Data for this exercise »
========================================

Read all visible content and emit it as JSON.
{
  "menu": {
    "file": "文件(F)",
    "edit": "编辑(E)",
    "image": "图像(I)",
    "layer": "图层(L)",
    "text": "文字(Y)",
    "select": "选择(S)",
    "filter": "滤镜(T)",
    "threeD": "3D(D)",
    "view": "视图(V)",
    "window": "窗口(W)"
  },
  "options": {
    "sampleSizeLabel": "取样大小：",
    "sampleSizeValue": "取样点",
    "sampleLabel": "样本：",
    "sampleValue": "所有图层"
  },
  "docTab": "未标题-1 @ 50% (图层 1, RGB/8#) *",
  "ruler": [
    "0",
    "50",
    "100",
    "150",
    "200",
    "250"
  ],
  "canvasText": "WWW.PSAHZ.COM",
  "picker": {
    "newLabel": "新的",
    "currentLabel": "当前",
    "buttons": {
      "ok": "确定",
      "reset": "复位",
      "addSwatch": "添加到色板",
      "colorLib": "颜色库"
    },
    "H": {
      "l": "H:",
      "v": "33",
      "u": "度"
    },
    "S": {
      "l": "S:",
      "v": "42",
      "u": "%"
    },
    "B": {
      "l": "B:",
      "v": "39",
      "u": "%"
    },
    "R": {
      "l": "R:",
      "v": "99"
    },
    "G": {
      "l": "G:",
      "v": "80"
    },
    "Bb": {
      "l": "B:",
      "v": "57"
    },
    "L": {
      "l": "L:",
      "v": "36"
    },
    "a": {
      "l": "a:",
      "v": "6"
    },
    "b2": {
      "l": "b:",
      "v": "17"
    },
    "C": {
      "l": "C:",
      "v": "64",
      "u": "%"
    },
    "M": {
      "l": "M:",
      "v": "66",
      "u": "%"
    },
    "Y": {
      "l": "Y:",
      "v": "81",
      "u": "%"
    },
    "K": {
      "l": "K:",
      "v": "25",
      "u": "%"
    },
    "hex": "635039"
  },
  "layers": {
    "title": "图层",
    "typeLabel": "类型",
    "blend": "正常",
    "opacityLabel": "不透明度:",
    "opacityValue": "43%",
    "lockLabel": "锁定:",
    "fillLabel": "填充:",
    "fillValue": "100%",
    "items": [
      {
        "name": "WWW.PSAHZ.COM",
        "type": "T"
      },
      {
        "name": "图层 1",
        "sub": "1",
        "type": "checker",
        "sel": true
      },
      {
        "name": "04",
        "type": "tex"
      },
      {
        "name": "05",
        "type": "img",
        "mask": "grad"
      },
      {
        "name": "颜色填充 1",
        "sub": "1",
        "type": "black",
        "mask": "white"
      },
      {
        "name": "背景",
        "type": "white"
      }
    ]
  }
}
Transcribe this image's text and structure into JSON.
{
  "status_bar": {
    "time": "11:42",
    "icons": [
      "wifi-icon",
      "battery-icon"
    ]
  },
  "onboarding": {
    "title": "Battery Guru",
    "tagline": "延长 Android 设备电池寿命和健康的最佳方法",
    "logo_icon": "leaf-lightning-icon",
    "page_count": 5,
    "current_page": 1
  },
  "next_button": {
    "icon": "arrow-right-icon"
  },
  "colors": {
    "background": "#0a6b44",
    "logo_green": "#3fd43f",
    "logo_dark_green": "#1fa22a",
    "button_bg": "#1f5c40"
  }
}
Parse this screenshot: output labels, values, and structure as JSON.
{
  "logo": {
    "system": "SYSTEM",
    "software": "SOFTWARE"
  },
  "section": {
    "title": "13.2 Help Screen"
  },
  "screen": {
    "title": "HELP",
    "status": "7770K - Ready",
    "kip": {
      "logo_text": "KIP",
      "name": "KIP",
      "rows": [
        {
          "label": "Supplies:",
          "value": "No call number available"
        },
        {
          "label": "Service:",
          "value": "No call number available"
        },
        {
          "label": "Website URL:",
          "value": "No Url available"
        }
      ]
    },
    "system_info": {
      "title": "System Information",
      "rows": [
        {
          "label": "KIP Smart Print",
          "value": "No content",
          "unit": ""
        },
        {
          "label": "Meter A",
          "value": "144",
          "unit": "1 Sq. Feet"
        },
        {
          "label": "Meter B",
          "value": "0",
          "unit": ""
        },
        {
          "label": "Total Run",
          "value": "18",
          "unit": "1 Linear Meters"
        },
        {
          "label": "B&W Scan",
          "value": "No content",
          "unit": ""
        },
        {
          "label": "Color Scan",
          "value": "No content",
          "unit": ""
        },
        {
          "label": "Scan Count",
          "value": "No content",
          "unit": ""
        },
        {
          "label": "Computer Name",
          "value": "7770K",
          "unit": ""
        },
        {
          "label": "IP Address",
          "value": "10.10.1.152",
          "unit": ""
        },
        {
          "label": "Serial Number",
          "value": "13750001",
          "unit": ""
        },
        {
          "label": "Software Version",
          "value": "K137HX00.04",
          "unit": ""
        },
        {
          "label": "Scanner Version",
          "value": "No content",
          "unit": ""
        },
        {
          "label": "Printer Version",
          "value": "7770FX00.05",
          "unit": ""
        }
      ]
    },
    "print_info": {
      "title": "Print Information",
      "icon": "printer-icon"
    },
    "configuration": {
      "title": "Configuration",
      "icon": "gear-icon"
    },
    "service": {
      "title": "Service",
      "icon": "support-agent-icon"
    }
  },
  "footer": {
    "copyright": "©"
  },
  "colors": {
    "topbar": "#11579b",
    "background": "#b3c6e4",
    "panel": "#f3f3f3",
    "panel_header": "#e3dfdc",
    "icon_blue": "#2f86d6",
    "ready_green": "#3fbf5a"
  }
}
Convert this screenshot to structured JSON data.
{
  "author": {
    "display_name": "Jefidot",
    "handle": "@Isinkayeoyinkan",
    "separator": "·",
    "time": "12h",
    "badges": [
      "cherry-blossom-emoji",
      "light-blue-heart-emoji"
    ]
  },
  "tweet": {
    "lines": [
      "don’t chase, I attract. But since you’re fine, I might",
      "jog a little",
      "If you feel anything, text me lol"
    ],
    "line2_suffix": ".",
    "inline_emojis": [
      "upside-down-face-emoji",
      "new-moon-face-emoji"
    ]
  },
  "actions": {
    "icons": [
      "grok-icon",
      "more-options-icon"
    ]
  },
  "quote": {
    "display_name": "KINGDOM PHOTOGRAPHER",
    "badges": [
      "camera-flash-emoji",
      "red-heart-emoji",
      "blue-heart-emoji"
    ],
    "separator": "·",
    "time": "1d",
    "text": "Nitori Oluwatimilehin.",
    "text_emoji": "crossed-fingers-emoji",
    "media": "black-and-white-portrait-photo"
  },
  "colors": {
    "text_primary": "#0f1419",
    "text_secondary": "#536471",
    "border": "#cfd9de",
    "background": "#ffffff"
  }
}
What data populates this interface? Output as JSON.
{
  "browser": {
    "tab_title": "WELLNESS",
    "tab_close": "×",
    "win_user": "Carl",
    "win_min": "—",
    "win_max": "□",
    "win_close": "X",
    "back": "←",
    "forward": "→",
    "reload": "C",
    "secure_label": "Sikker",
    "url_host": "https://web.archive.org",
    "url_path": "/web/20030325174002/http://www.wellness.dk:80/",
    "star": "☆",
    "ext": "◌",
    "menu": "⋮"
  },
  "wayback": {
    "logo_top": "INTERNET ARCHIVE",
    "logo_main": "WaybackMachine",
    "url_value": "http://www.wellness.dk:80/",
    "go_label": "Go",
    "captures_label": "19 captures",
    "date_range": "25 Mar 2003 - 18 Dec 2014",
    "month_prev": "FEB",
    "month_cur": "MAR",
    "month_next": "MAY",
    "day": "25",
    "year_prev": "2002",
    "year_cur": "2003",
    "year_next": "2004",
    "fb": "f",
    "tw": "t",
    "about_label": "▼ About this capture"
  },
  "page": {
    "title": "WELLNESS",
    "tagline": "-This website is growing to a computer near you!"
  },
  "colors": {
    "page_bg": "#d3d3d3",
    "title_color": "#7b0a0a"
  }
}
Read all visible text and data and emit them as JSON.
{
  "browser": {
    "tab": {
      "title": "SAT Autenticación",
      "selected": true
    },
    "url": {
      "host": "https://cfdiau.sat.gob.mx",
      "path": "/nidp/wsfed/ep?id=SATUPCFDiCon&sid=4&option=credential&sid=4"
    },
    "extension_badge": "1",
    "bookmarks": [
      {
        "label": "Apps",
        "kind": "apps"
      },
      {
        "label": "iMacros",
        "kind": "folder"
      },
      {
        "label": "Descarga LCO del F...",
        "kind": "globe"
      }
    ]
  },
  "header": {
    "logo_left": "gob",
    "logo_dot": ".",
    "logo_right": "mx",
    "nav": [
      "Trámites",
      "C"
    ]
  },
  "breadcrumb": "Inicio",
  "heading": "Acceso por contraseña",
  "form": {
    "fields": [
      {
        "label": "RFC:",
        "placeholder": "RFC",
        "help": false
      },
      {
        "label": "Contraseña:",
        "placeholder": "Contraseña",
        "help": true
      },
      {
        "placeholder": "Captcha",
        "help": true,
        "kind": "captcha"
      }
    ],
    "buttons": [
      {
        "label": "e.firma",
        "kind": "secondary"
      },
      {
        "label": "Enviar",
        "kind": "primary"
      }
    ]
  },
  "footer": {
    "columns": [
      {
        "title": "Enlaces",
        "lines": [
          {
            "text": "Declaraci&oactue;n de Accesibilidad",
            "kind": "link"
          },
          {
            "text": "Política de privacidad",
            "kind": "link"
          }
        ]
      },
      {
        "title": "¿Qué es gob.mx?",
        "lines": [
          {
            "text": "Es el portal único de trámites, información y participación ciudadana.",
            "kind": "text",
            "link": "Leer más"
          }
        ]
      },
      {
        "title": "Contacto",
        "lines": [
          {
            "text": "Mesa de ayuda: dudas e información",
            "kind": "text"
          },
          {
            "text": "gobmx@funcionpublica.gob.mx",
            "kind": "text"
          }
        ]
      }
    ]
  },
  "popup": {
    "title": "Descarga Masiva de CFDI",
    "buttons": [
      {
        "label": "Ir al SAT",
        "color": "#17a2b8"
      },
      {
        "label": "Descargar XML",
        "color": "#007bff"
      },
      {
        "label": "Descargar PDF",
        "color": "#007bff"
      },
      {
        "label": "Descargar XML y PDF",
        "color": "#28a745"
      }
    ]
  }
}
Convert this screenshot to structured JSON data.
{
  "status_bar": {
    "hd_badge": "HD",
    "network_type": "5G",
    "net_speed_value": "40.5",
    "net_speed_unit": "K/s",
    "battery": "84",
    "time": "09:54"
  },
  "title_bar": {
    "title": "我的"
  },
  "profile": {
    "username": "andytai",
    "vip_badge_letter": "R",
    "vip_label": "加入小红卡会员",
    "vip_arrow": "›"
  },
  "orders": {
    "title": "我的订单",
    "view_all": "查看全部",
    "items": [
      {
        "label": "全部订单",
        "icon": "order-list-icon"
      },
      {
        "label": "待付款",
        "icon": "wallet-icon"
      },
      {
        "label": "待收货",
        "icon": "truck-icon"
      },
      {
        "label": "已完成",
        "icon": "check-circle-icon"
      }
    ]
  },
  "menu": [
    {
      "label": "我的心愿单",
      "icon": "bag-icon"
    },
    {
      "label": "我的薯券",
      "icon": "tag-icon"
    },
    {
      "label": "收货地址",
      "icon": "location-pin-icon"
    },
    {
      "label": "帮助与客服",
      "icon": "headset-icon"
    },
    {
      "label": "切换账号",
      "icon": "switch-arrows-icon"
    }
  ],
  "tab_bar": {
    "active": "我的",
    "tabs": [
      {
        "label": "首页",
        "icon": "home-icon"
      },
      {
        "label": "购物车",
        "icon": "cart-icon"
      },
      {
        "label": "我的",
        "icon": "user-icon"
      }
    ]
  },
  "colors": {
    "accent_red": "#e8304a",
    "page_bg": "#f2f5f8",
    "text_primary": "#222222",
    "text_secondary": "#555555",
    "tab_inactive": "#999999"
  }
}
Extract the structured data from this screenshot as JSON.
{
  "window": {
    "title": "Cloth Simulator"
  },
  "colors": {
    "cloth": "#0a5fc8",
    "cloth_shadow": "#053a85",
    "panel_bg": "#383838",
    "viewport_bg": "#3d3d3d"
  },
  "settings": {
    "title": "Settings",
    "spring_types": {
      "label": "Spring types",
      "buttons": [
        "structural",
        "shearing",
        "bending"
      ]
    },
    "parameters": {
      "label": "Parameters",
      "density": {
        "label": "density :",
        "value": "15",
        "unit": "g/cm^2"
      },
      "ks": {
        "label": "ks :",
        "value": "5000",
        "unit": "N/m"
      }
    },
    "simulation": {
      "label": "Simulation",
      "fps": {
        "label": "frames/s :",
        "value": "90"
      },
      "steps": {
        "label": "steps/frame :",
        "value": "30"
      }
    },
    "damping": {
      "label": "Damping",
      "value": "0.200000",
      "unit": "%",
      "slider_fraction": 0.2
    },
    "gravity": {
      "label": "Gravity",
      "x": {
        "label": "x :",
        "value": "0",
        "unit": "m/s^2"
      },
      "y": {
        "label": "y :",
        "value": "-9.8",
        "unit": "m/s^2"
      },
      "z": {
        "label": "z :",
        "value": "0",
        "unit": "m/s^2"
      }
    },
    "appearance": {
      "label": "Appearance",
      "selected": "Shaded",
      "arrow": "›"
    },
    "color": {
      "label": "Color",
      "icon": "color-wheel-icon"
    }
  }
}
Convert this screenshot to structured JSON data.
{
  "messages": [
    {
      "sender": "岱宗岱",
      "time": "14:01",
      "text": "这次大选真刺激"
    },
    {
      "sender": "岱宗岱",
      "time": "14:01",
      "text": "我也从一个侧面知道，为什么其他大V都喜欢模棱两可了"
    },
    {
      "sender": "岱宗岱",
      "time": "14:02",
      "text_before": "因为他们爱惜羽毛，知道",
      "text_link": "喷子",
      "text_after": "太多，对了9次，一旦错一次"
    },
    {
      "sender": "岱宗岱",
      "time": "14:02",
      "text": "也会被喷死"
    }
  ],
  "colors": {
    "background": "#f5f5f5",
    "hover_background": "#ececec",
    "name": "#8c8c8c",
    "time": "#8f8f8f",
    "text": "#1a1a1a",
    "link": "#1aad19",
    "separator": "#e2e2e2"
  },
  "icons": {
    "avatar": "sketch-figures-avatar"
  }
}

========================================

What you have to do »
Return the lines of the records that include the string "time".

Response area »
    "time": "11:42",
    "time": "12h",
    "time": "1d",
    "time": "09:54"
      "time": "14:01",
      "time": "14:01",
      "time": "14:02",
      "time": "14:02",
    "time": "#8f8f8f",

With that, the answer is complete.